Mr. Tony Rodríguez Vidal / Picture provided by Ana Teresa Rodríguez
I bet a “mallorca con azúcar” from La Bombonera, that if you ask anyone the name of an endemic animal from Puerto Rico, many would name the Puerto Rican parrot (Amazona vittata). One of the first scientists responsible for people knowing about this bird and recognizing its endangered situation, was my grandfather, Don José A. Rodríguez Vidal (Don Tony; 1925-2009).
A stellar Borinqueña: Dr. Michelle Martínez Montemayor
In the month of November, Ciencia Puerto Rico's montly story is joining the anniversary celebration of the blog Borinqueña. Use #Borinqueña to share this story.
The enthusiasm and passion that Dr. Michelle Martínez Montemayor exudes for her work, family and life can be easily felt when talking to her. Michelle is a Borinqueña from Bayamón. She was born and raised in the “City of Cowboys”, as Bayamón is also known in Puerto Rico, and today works as a professor and investigator at the Central University of the Caribbean (CUC).
Professor Idalia Ramos knew at an early age that her main interest was science: "My parents were teachers, and in particular, my father was a science teacher”. Born in a rural area in Barranquitas, Puerto Rico and in a family where both parents were educators and activists in the community, Ramos read a lot and always had an interest in math and science.
A little about ancestral genetics, genuine passion for research, the absence of absolute truths, and the unique reward of training the new generation of future scientists. These are just a few of the topics and thoughts that Dr. José Fernández shared with CienciaPR.
"One of the pleasures of research is when a refereed journal accepts to publish your technical work." says Dr. Mauricio Cabrera Ríos, professor at the Industrial Engineering Department, University of Puerto Rico, Mayagüez, when he explains why the idea of creating the Journal of Undergraduate Research Students (JOUST) arose.
Dr. Ubaldo Córdova wants to make sure that young scientists and faculty in Puerto Rico have a support system for professional development.
Dr. Ubaldo M. Córdova knew from a very early age that he wanted to be a scientist. He confirmed this thought when he had to complete a special project for his geography class in high school. For this project, a shy and introvert Ubaldo, built a geography map of Puerto Rico. He designed a very precise map that marked the Island’s municipalities using colorful sand. Based on the sophistication of his design- where the different colors of sand did not mix and every piece fit perfectly- his teacher told him that he would become an engineer.
Dr. Roberto Torretti y su esposa, la Dra. Carla Cordua

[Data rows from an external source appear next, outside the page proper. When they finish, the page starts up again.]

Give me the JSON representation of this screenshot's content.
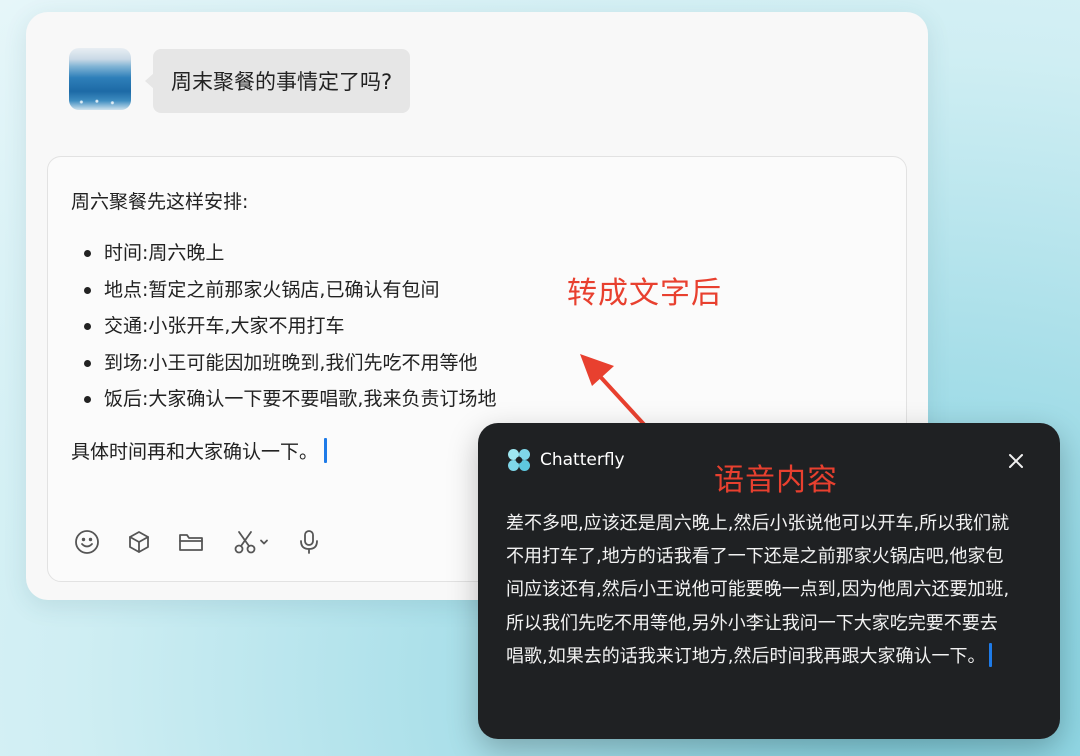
{
  "chat": {
    "question": "周末聚餐的事情定了吗?",
    "draft": {
      "intro": "周六聚餐先这样安排:",
      "items": [
        "时间:周六晚上",
        "地点:暂定之前那家火锅店,已确认有包间",
        "交通:小张开车,大家不用打车",
        "到场:小王可能因加班晚到,我们先吃不用等他",
        "饭后:大家确认一下要不要唱歌,我来负责订场地"
      ],
      "closing": "具体时间再和大家确认一下。"
    },
    "toolbar_icons": [
      "emoji-icon",
      "cube-icon",
      "folder-icon",
      "scissors-icon",
      "chevron-down-icon",
      "microphone-icon"
    ]
  },
  "annotations": {
    "converted": "转成文字后",
    "voice": "语音内容",
    "color": "#e8402f"
  },
  "popup": {
    "brand": "Chatterfly",
    "transcript": "差不多吧,应该还是周六晚上,然后小张说他可以开车,所以我们就不用打车了,地方的话我看了一下还是之前那家火锅店吧,他家包间应该还有,然后小王说他可能要晚一点到,因为他周六还要加班,所以我们先吃不用等他,另外小李让我问一下大家吃完要不要去唱歌,如果去的话我来订地方,然后时间我再跟大家确认一下。"
  },
  "colors": {
    "accent_cursor": "#1e7be8",
    "popup_bg": "#1f2123",
    "bubble_bg": "#e6e6e6"
  }
}
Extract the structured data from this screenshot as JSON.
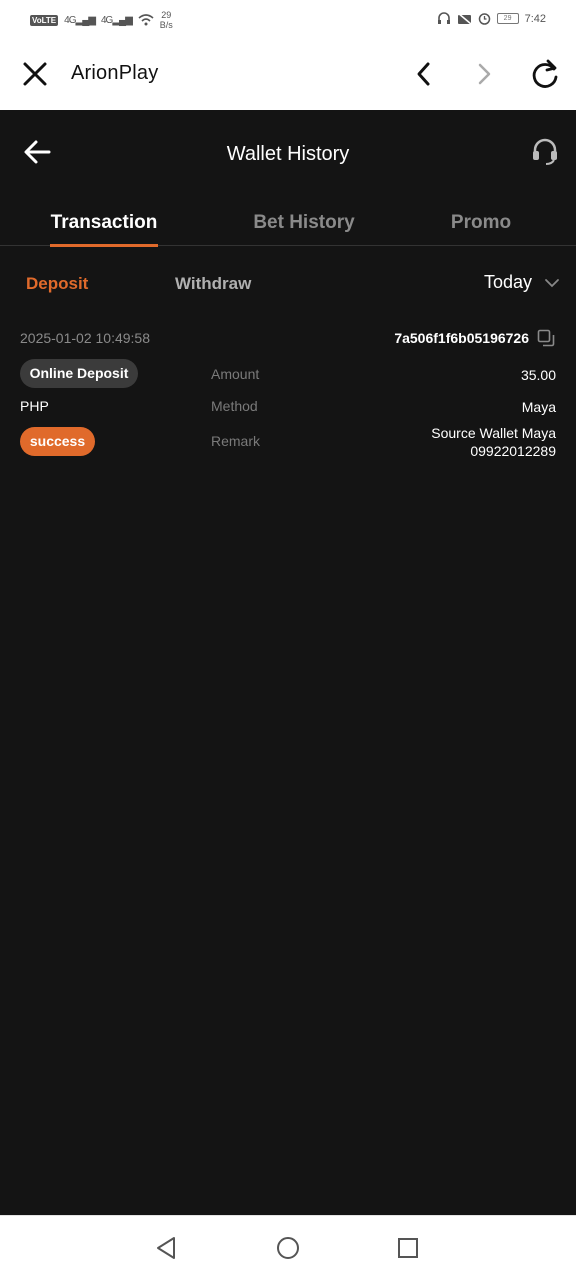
{
  "status_bar": {
    "volte": "VoLTE",
    "net1": "4G",
    "net2": "4G",
    "speed_value": "29",
    "speed_unit": "B/s",
    "battery": "29",
    "time": "7:42"
  },
  "browser": {
    "title": "ArionPlay"
  },
  "app": {
    "title": "Wallet History",
    "tabs": [
      {
        "label": "Transaction",
        "active": true
      },
      {
        "label": "Bet History",
        "active": false
      },
      {
        "label": "Promo",
        "active": false
      }
    ],
    "subtabs": {
      "deposit": "Deposit",
      "withdraw": "Withdraw"
    },
    "date_filter": "Today",
    "transaction": {
      "datetime": "2025-01-02 10:49:58",
      "id": "7a506f1f6b05196726",
      "type": "Online Deposit",
      "currency": "PHP",
      "status": "success",
      "amount_label": "Amount",
      "amount": "35.00",
      "method_label": "Method",
      "method": "Maya",
      "remark_label": "Remark",
      "remark_line1": "Source Wallet Maya",
      "remark_line2": "09922012289"
    }
  },
  "colors": {
    "accent": "#e06a2b",
    "background": "#141414"
  }
}
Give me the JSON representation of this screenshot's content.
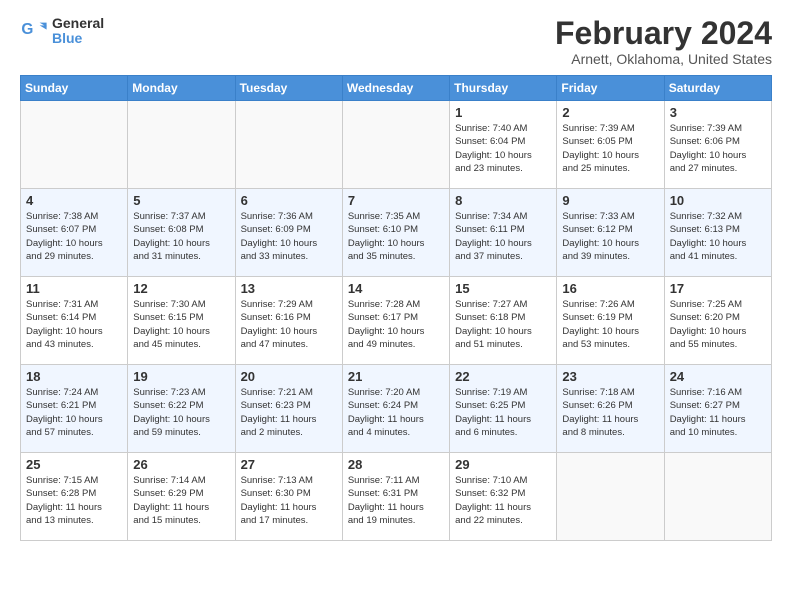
{
  "logo": {
    "line1": "General",
    "line2": "Blue"
  },
  "title": "February 2024",
  "subtitle": "Arnett, Oklahoma, United States",
  "days_header": [
    "Sunday",
    "Monday",
    "Tuesday",
    "Wednesday",
    "Thursday",
    "Friday",
    "Saturday"
  ],
  "weeks": [
    [
      {
        "day": "",
        "info": ""
      },
      {
        "day": "",
        "info": ""
      },
      {
        "day": "",
        "info": ""
      },
      {
        "day": "",
        "info": ""
      },
      {
        "day": "1",
        "info": "Sunrise: 7:40 AM\nSunset: 6:04 PM\nDaylight: 10 hours\nand 23 minutes."
      },
      {
        "day": "2",
        "info": "Sunrise: 7:39 AM\nSunset: 6:05 PM\nDaylight: 10 hours\nand 25 minutes."
      },
      {
        "day": "3",
        "info": "Sunrise: 7:39 AM\nSunset: 6:06 PM\nDaylight: 10 hours\nand 27 minutes."
      }
    ],
    [
      {
        "day": "4",
        "info": "Sunrise: 7:38 AM\nSunset: 6:07 PM\nDaylight: 10 hours\nand 29 minutes."
      },
      {
        "day": "5",
        "info": "Sunrise: 7:37 AM\nSunset: 6:08 PM\nDaylight: 10 hours\nand 31 minutes."
      },
      {
        "day": "6",
        "info": "Sunrise: 7:36 AM\nSunset: 6:09 PM\nDaylight: 10 hours\nand 33 minutes."
      },
      {
        "day": "7",
        "info": "Sunrise: 7:35 AM\nSunset: 6:10 PM\nDaylight: 10 hours\nand 35 minutes."
      },
      {
        "day": "8",
        "info": "Sunrise: 7:34 AM\nSunset: 6:11 PM\nDaylight: 10 hours\nand 37 minutes."
      },
      {
        "day": "9",
        "info": "Sunrise: 7:33 AM\nSunset: 6:12 PM\nDaylight: 10 hours\nand 39 minutes."
      },
      {
        "day": "10",
        "info": "Sunrise: 7:32 AM\nSunset: 6:13 PM\nDaylight: 10 hours\nand 41 minutes."
      }
    ],
    [
      {
        "day": "11",
        "info": "Sunrise: 7:31 AM\nSunset: 6:14 PM\nDaylight: 10 hours\nand 43 minutes."
      },
      {
        "day": "12",
        "info": "Sunrise: 7:30 AM\nSunset: 6:15 PM\nDaylight: 10 hours\nand 45 minutes."
      },
      {
        "day": "13",
        "info": "Sunrise: 7:29 AM\nSunset: 6:16 PM\nDaylight: 10 hours\nand 47 minutes."
      },
      {
        "day": "14",
        "info": "Sunrise: 7:28 AM\nSunset: 6:17 PM\nDaylight: 10 hours\nand 49 minutes."
      },
      {
        "day": "15",
        "info": "Sunrise: 7:27 AM\nSunset: 6:18 PM\nDaylight: 10 hours\nand 51 minutes."
      },
      {
        "day": "16",
        "info": "Sunrise: 7:26 AM\nSunset: 6:19 PM\nDaylight: 10 hours\nand 53 minutes."
      },
      {
        "day": "17",
        "info": "Sunrise: 7:25 AM\nSunset: 6:20 PM\nDaylight: 10 hours\nand 55 minutes."
      }
    ],
    [
      {
        "day": "18",
        "info": "Sunrise: 7:24 AM\nSunset: 6:21 PM\nDaylight: 10 hours\nand 57 minutes."
      },
      {
        "day": "19",
        "info": "Sunrise: 7:23 AM\nSunset: 6:22 PM\nDaylight: 10 hours\nand 59 minutes."
      },
      {
        "day": "20",
        "info": "Sunrise: 7:21 AM\nSunset: 6:23 PM\nDaylight: 11 hours\nand 2 minutes."
      },
      {
        "day": "21",
        "info": "Sunrise: 7:20 AM\nSunset: 6:24 PM\nDaylight: 11 hours\nand 4 minutes."
      },
      {
        "day": "22",
        "info": "Sunrise: 7:19 AM\nSunset: 6:25 PM\nDaylight: 11 hours\nand 6 minutes."
      },
      {
        "day": "23",
        "info": "Sunrise: 7:18 AM\nSunset: 6:26 PM\nDaylight: 11 hours\nand 8 minutes."
      },
      {
        "day": "24",
        "info": "Sunrise: 7:16 AM\nSunset: 6:27 PM\nDaylight: 11 hours\nand 10 minutes."
      }
    ],
    [
      {
        "day": "25",
        "info": "Sunrise: 7:15 AM\nSunset: 6:28 PM\nDaylight: 11 hours\nand 13 minutes."
      },
      {
        "day": "26",
        "info": "Sunrise: 7:14 AM\nSunset: 6:29 PM\nDaylight: 11 hours\nand 15 minutes."
      },
      {
        "day": "27",
        "info": "Sunrise: 7:13 AM\nSunset: 6:30 PM\nDaylight: 11 hours\nand 17 minutes."
      },
      {
        "day": "28",
        "info": "Sunrise: 7:11 AM\nSunset: 6:31 PM\nDaylight: 11 hours\nand 19 minutes."
      },
      {
        "day": "29",
        "info": "Sunrise: 7:10 AM\nSunset: 6:32 PM\nDaylight: 11 hours\nand 22 minutes."
      },
      {
        "day": "",
        "info": ""
      },
      {
        "day": "",
        "info": ""
      }
    ]
  ]
}
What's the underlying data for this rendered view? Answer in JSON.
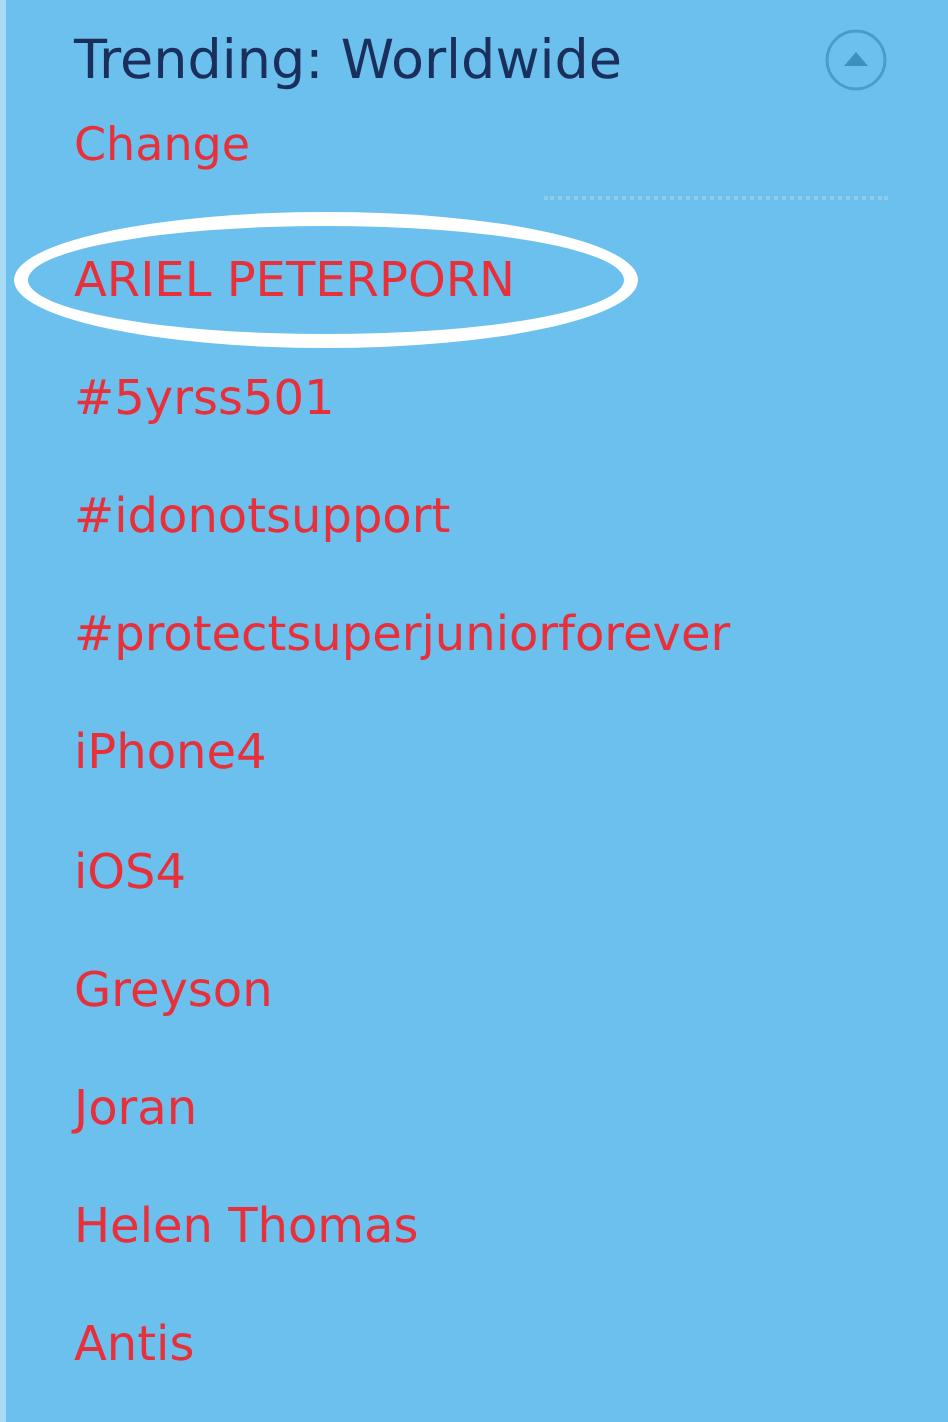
{
  "panel": {
    "title": "Trending: Worldwide",
    "change_link": "Change",
    "trends": [
      {
        "label": "ARIEL PETERPORN",
        "circled": true
      },
      {
        "label": "#5yrss501",
        "circled": false
      },
      {
        "label": "#idonotsupport",
        "circled": false
      },
      {
        "label": "#protectsuperjuniorforever",
        "circled": false
      },
      {
        "label": "iPhone4",
        "circled": false
      },
      {
        "label": "iOS4",
        "circled": false
      },
      {
        "label": "Greyson",
        "circled": false
      },
      {
        "label": "Joran",
        "circled": false
      },
      {
        "label": "Helen Thomas",
        "circled": false
      },
      {
        "label": "Antis",
        "circled": false
      }
    ]
  }
}
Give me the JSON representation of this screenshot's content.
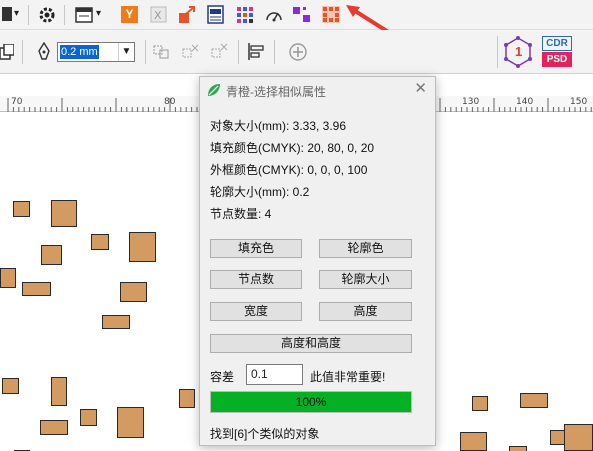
{
  "dialog": {
    "title": "青橙-选择相似属性",
    "close": "✕",
    "info": {
      "size": "对象大小(mm): 3.33, 3.96",
      "fill": "填充颜色(CMYK): 20, 80, 0, 20",
      "outline": "外框颜色(CMYK): 0, 0, 0, 100",
      "outline_size": "轮廓大小(mm): 0.2",
      "nodes": "节点数量: 4"
    },
    "buttons": {
      "fill": "填充色",
      "outline": "轮廓色",
      "nodes": "节点数",
      "outline_size": "轮廓大小",
      "width": "宽度",
      "height": "高度",
      "width_height": "高度和高度"
    },
    "tolerance": {
      "label": "容差",
      "value": "0.1",
      "note": "此值非常重要!"
    },
    "progress": {
      "percent": 100,
      "label": "100%"
    },
    "status": "找到[6]个类似的对象"
  },
  "toolbar": {
    "outline_width": "0.2 mm",
    "cdr_psd_label_top": "CDR",
    "cdr_psd_label_bottom": "PSD",
    "badge_number": "1",
    "app_letter": "Y"
  },
  "ruler": {
    "labels": [
      "70",
      "80",
      "130",
      "140",
      "150"
    ]
  },
  "colors": {
    "shape_fill": "#d39a62",
    "progress_fill": "#06b025",
    "accent_arrow": "#e83a2e"
  }
}
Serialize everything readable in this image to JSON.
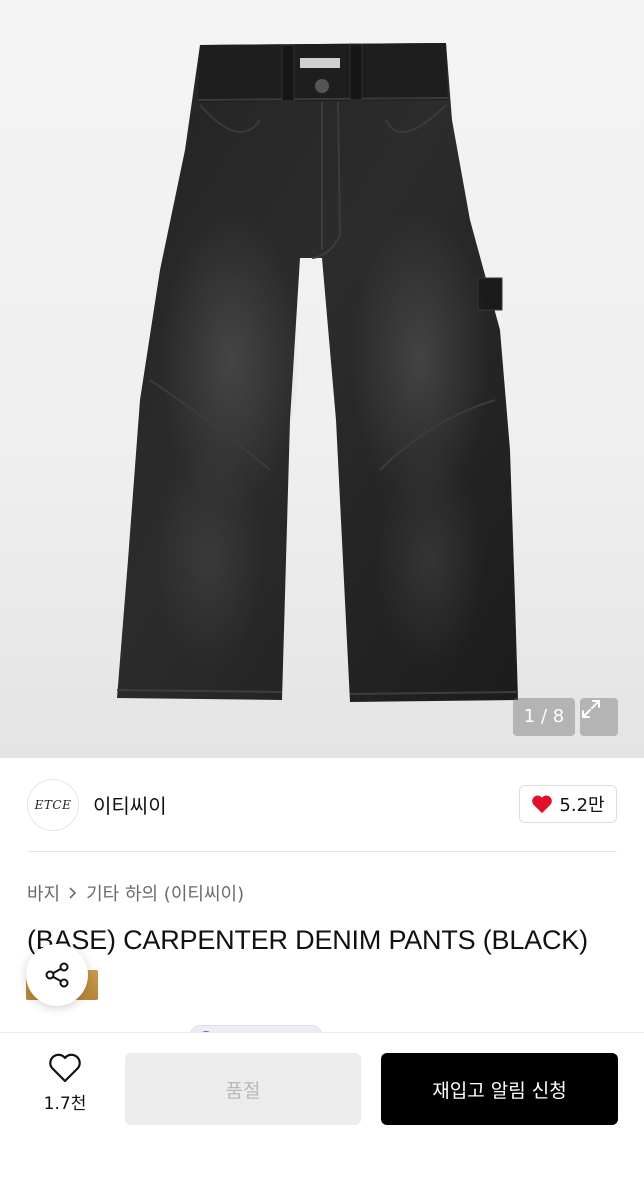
{
  "gallery": {
    "counter": "1 / 8",
    "expand_icon": "expand-diagonal-icon"
  },
  "brand": {
    "logo_text": "ETCE",
    "name": "이티씨이",
    "likes": "5.2만",
    "like_icon": "heart-filled-icon",
    "like_color": "#e0102a"
  },
  "breadcrumb": {
    "category": "바지",
    "separator_icon": "chevron-right-icon",
    "subcategory": "기타 하의 (이티씨이)"
  },
  "product": {
    "title": "(BASE) CARPENTER DENIM PANTS (BLACK)"
  },
  "share": {
    "icon": "share-icon"
  },
  "bottom_bar": {
    "wish_icon": "heart-outline-icon",
    "wish_count": "1.7천",
    "soldout_label": "품절",
    "restock_label": "재입고 알림 신청"
  }
}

A quick glance at the history of science is enough to notice its enormous progress, especially in the last 100 years. As theories, laws, hypotheses, models, data, and speculations about the natural world are developed, revised and discarded by scientists, they have transformed into highly sub-specialized professionals.
Engineer Yoira Díaz Sanabria was always attracted to science, especially biology and chemistry. “My mother was a biology teacher and science is in my blood”. She considered going into medicine or medical technology, but at the time to decide for college she chose to study chemical engineering.
Yoira is originally from Las Piedras, the city of artisans. She was raised and attended school in eastern Puerto Rico. When the time for college came around, based on her decision to pursue engineering, her parents did not hesitate to send her to University of Puerto Mayagüez, where they knew she would receive the best education.
Dr. Larissa Avilés Santa during a medical trip to Guatemala. Photo courtesy of Dr. Larissa Avilés Santa.
From a young age, Dr. Larissa Avilés Santa knew she wanted to study the human body. “When I was in fourth or fifth grade I remember opening an Anatomy atlas and how fascinated I was by each illustration. The part of the book that caught my attention was the one about the male and female reproductive systems, and the explanation about the menstrual cycle and pregnancy,” she says. It was back then that her interest in endocrinology was born.
Out of his fascination for understanding the world around him, scientist Gilberto Cintrón Morelo fell in love with the sea. Don Gilberto has dedicated his life to build a successful career as a marine ecologist, preserving coastal ecosystems in Puerto Rico and the Caribbean region. His professional achievements demonstrate that a deep understanding of basic scientific principles is needed to protect the environment.